99 minutes/In Cinemas now/★★☆☆☆
The story: India Stoker (Mia Wasikowska) loses her dad Richard (Dermot Mulroney) in a road accident on her 18th birthday. When her charming, long-lost uncle Charlie (Matthew Goode) joins their household, it is enthralling and yet unsettling for her and her mother (Nicole Kidman). A serial killer might be on the loose but India's reaction is strangely calm.
Stoker is a psychosexual drama told as a Gothic fairy tale, and South Korean director Park Chan Wook, with his storybook visual style and fondness for the pretty and the queasy, seems to be the man to bring it to screen.
So it feels at first.
The opening of Park's first Hollywood film, flitting through the lonely childhood games of female protagonist India (Mia Wasikowska) to her father's death on her 18th birthday, sets the mood handsomely.
In a few frames, their sprawling manor transforms from a lush playground to a funeral ground - and perhaps a burial site of dark secrets.
The setting is so timeless and uncanny, it is a surprise when a character makes an allusion to the 1990s - as if a witch's spell has been broken.
India, quiet, watchful and apparently impassive in mourning, is not quite what she seems (of course).
Nor is her uncle Charlie (Matthew Goode), a mystery man who attends the funeral and stays on. Disturbingly, he appears to be flirting with his brother's widow Evie (Nicole Kidman), while casting attentive glances in India's direction.
Or is he?
Exquisite cross-cuts, flipping between the past and present, the real and imaginary, get you inside India's head and give you a sense of what she is longing for.
There is a feverish piano duet, which turns erotic.
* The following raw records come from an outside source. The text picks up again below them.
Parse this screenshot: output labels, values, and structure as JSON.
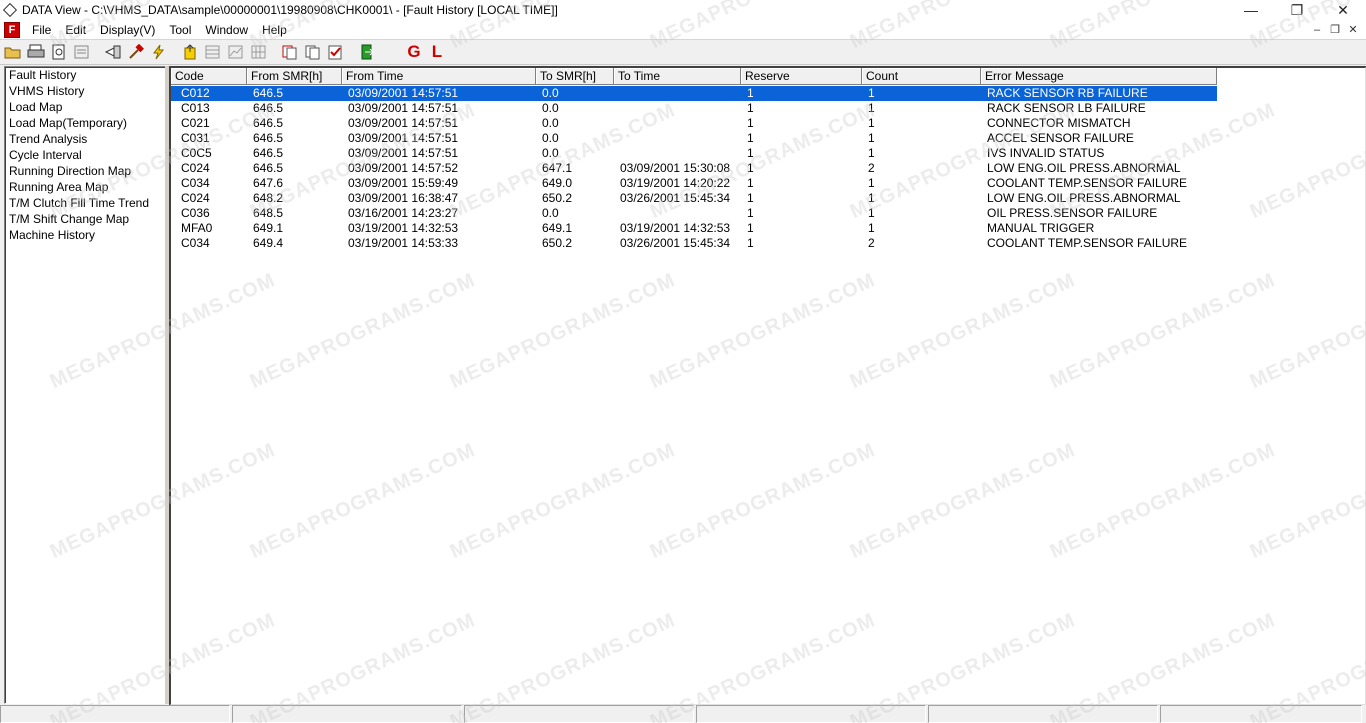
{
  "window": {
    "title": "DATA View - C:\\VHMS_DATA\\sample\\00000001\\19980908\\CHK0001\\ - [Fault History   [LOCAL TIME]]",
    "controls": {
      "minimize": "—",
      "maximize": "❐",
      "close": "✕"
    }
  },
  "menu": {
    "logo": "F",
    "items": [
      "File",
      "Edit",
      "Display(V)",
      "Tool",
      "Window",
      "Help"
    ],
    "mdi": {
      "minimize": "–",
      "restore": "❐",
      "close": "✕"
    }
  },
  "toolbar": {
    "g_label": "G",
    "l_label": "L"
  },
  "sidebar": {
    "items": [
      "Fault History",
      "VHMS History",
      "Load Map",
      "Load Map(Temporary)",
      "Trend Analysis",
      "Cycle Interval",
      "Running Direction Map",
      "Running Area Map",
      "T/M Clutch Fill Time Trend",
      "T/M Shift Change Map",
      "Machine History"
    ]
  },
  "grid": {
    "columns": [
      "Code",
      "From SMR[h]",
      "From Time",
      "To SMR[h]",
      "To Time",
      "Reserve",
      "Count",
      "Error Message"
    ],
    "rows": [
      [
        "C012",
        "646.5",
        "03/09/2001 14:57:51",
        "0.0",
        "",
        "1",
        "1",
        "RACK SENSOR RB FAILURE"
      ],
      [
        "C013",
        "646.5",
        "03/09/2001 14:57:51",
        "0.0",
        "",
        "1",
        "1",
        "RACK SENSOR LB FAILURE"
      ],
      [
        "C021",
        "646.5",
        "03/09/2001 14:57:51",
        "0.0",
        "",
        "1",
        "1",
        "CONNECTOR MISMATCH"
      ],
      [
        "C031",
        "646.5",
        "03/09/2001 14:57:51",
        "0.0",
        "",
        "1",
        "1",
        "ACCEL SENSOR FAILURE"
      ],
      [
        "C0C5",
        "646.5",
        "03/09/2001 14:57:51",
        "0.0",
        "",
        "1",
        "1",
        "IVS INVALID STATUS"
      ],
      [
        "C024",
        "646.5",
        "03/09/2001 14:57:52",
        "647.1",
        "03/09/2001 15:30:08",
        "1",
        "2",
        "LOW ENG.OIL PRESS.ABNORMAL"
      ],
      [
        "C034",
        "647.6",
        "03/09/2001 15:59:49",
        "649.0",
        "03/19/2001 14:20:22",
        "1",
        "1",
        "COOLANT TEMP.SENSOR FAILURE"
      ],
      [
        "C024",
        "648.2",
        "03/09/2001 16:38:47",
        "650.2",
        "03/26/2001 15:45:34",
        "1",
        "1",
        "LOW ENG.OIL PRESS.ABNORMAL"
      ],
      [
        "C036",
        "648.5",
        "03/16/2001 14:23:27",
        "0.0",
        "",
        "1",
        "1",
        "OIL PRESS.SENSOR FAILURE"
      ],
      [
        "MFA0",
        "649.1",
        "03/19/2001 14:32:53",
        "649.1",
        "03/19/2001 14:32:53",
        "1",
        "1",
        "MANUAL TRIGGER"
      ],
      [
        "C034",
        "649.4",
        "03/19/2001 14:53:33",
        "650.2",
        "03/26/2001 15:45:34",
        "1",
        "2",
        "COOLANT TEMP.SENSOR FAILURE"
      ]
    ],
    "selected_row": 0
  },
  "watermark": {
    "text": "MEGAPROGRAMS.COM"
  }
}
A wooden pencil box is slammed shut, summoning a memory of a makeshift coffin being closed.
At one point, someone is stabbed with a pencil and Park, the maestro of violence, seems to take pleasure in a scene where the bloody, unlikely weapon is sharpened, making squishing sounds as wood petals fall on a table.
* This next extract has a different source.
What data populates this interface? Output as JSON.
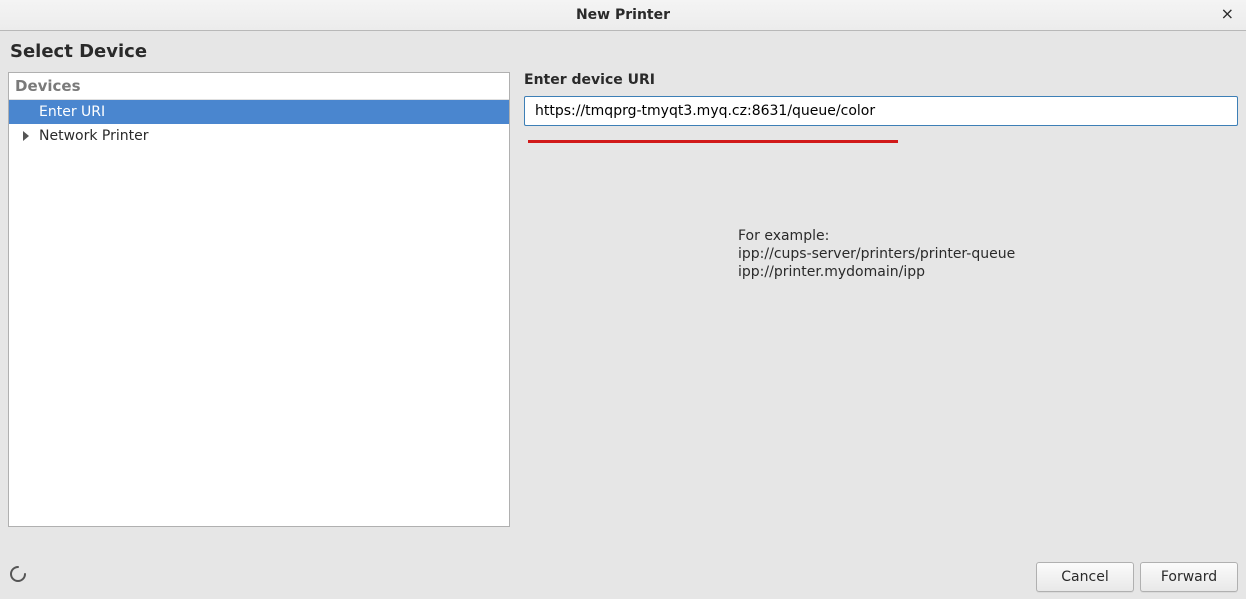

However, as India's self-knowledge deepens, and sex and death move into the foreground, the slow-burning film does not quite catch fire.
Nor does it hit the emotional boiling point of Park's Korean films, which he wrote and directed, such as Oldboy (2003) and Lady Vengeance (2005), where the characters are as vivid as the dramatic interiors of their domains.
Instead, as people (including Jacki Weaver as an elderly relative) disappear in Stoker and secrets are revealed, the screenplay - by Prison Break actor Wentworth Miller - shifts to garden-variety serial-killer territory.
The tension quickly leaks out of the film and things become tepid.
Sure, it is one lovely garden. But from Park, you expect so much more.